En route to passage, the Senate defeated two Democratic amendments, one that would have fixed rates at a level below the compromise bill and another that would have sunset the bill after two years.

King noted that making student loan programs more generous may make for good politics but doesn’t address the central issue of college access: affordability.

Congress could put another $1,000 into students’ pockets, “but if the colleges increase their cost by $1,000, nobody wins.... The money has just been eaten up by the increase in cost.”

Of late, costs have been rocketing upward. Between 2000 and 2011, public universities saw their tuition rise 41 percent per year to an average of more than $15,000, according to the National Center for Education Statistics.

Senators and members of the Obama administration stressed that the question of rising overall college costs, not the comparatively minor impact on tweaking the interest rate attached to college loans, should be Congress’s focus after the August recess.

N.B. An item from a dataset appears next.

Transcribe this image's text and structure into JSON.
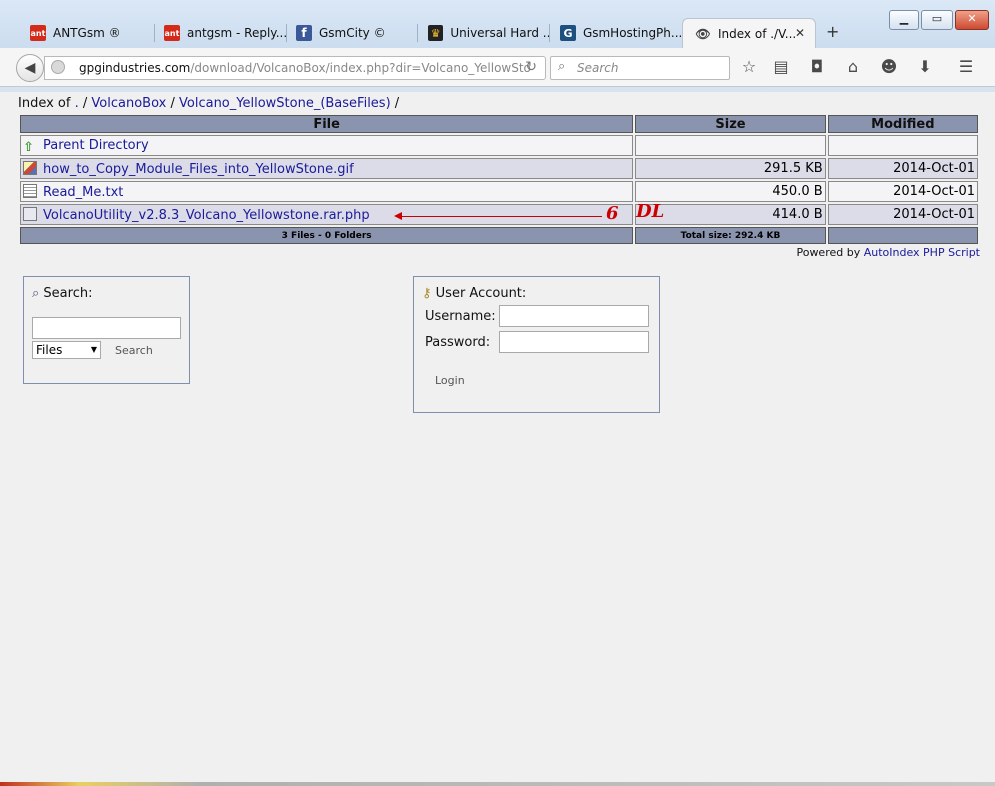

“This debate now is all about the cost of debt,” said Education Secretary Arne Duncan on a call with reporters. “The much much bigger challenge for families, for incoming families, is the amount of debt itself, and we need to work in a bipartisan way” to fix that problem.

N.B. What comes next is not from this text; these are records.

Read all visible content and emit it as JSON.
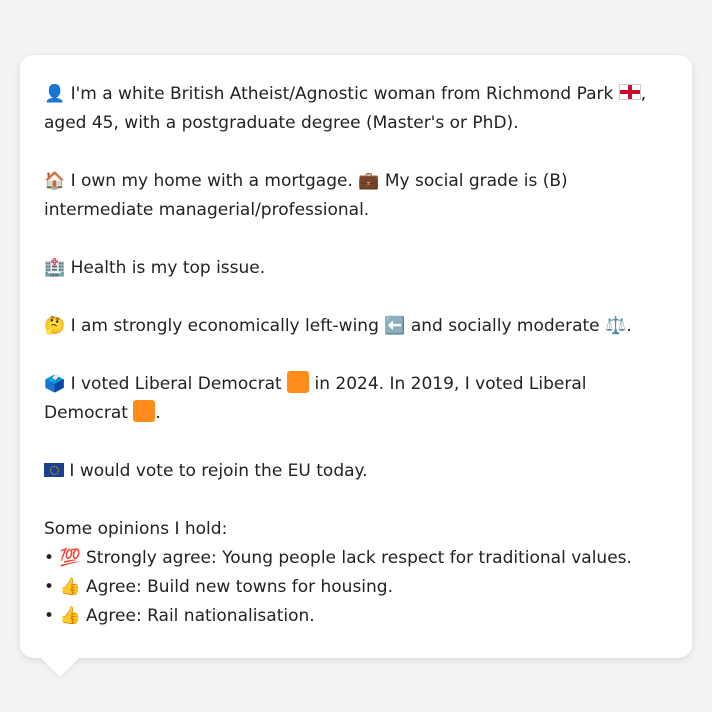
{
  "profile": {
    "identity": {
      "icon": "person-silhouette-icon",
      "text_a": "I'm a white British Atheist/Agnostic woman from Richmond Park",
      "text_b": ", aged 45, with a postgraduate degree (Master's or PhD)."
    },
    "housing": {
      "home_icon": "house-icon",
      "text_a": "I own my home with a mortgage.",
      "briefcase_icon": "briefcase-icon",
      "text_b": "My social grade is (B) intermediate managerial/professional."
    },
    "issue": {
      "icon": "hospital-icon",
      "text": "Health is my top issue."
    },
    "ideology": {
      "icon": "thinking-face-icon",
      "text_a": "I am strongly economically left-wing",
      "left_icon": "left-arrow-icon",
      "text_b": "and socially moderate",
      "scales_icon": "balance-scale-icon",
      "text_c": "."
    },
    "voting": {
      "icon": "ballot-box-icon",
      "text_a": "I voted Liberal Democrat",
      "text_b": "in 2024. In 2019, I voted Liberal Democrat",
      "text_c": ".",
      "party_color": "#ff8c1a"
    },
    "eu": {
      "icon": "eu-flag-icon",
      "text": "I would vote to rejoin the EU today."
    },
    "opinions": {
      "heading": "Some opinions I hold:",
      "items": [
        {
          "bullet": "•",
          "icon": "hundred-points-icon",
          "glyph": "💯",
          "text": "Strongly agree: Young people lack respect for traditional values."
        },
        {
          "bullet": "•",
          "icon": "thumbs-up-icon",
          "glyph": "👍",
          "text": "Agree: Build new towns for housing."
        },
        {
          "bullet": "•",
          "icon": "thumbs-up-icon",
          "glyph": "👍",
          "text": "Agree: Rail nationalisation."
        }
      ]
    }
  },
  "colors": {
    "background": "#f1f3f5",
    "bubble": "#ffffff",
    "text": "#222222",
    "party_orange": "#ff8c1a"
  }
}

In order to revisit Democrats’ concerns, the Senate bill requires the Government Accountability Office to generate a report on the costs of administering the federal student loan program. The information would be used to help lawmakers address student loans as part of the need to reauthorize the Higher Education Act this fall.

That report was a prime issue for Senator Harkin, an elder statesman of his party’s liberal wing who initially opposed the student loan compromise.

But Harkin, who voted for the final measure, said the GAO information would set up a fuller debate in the congressional panel he chairs (the Health, Education, Labor and Pensions Committee) when Congress returns in September.

“We can get some more data on exactly what do these programs cost? … We don’t really have all the data that we need,” Harkin said at a press conference last week. “We will have a historic opportunity to get a handle on runaway costs and stop the shifting of costs to students.”

So while the sweeping reform of the nation’s student loan plan was a surprising bit of bipartisan success in this Congress, the heavy lifting is yet to come.

“This is not the last piece of legislation that Congress will pass,” said James Kvaal, deputy director of the White House Domestic Policy Council, in a call with reporters, “but it is an important step toward making loans more affordable.”

You've read  of  free articles. Subscribe to continue.

Dear Reader,

About a year ago, I happened upon this statement about the Monitor in the Harvard Business Review – under the charming heading of “do things that don’t interest you”:

“Many things that end up” being meaningful, writes social scientist Joseph Grenny, “have come from conference workshops, articles, or online videos that began as a chore and ended with an insight. My work in Kenya, for example, was heavily influenced by a Christian Science Monitor article I had forced myself to read 10 years earlier. Sometimes, we call things ‘boring’ simply because they lie outside the box we are currently in.”

If you were to come up with a punchline to a joke about the Monitor, that would probably be it. We’re seen as being global, fair, insightful, and perhaps a bit too earnest. We’re the bran muffin of journalism.

But you know what? We change lives. And I’m going to argue that we change lives precisely because we force open that too-small box that most human beings think they live in.

The Monitor is a peculiar little publication that’s hard for the world to figure out. We’re run by a church, but we’re not only for church members and we’re not about converting people. We’re known as being fair even as the world becomes as polarized as at any time since the newspaper’s founding in 1908.

We have a mission beyond circulation, we want to bridge divides. We’re about kicking down the door of thought everywhere and saying, “You are bigger and more capable than you realize. And we can prove it.”

If you’re looking for bran muffin journalism, you can subscribe to the Monitor for $15. You’ll get the Monitor Weekly magazine, the Monitor Daily email, and unlimited access to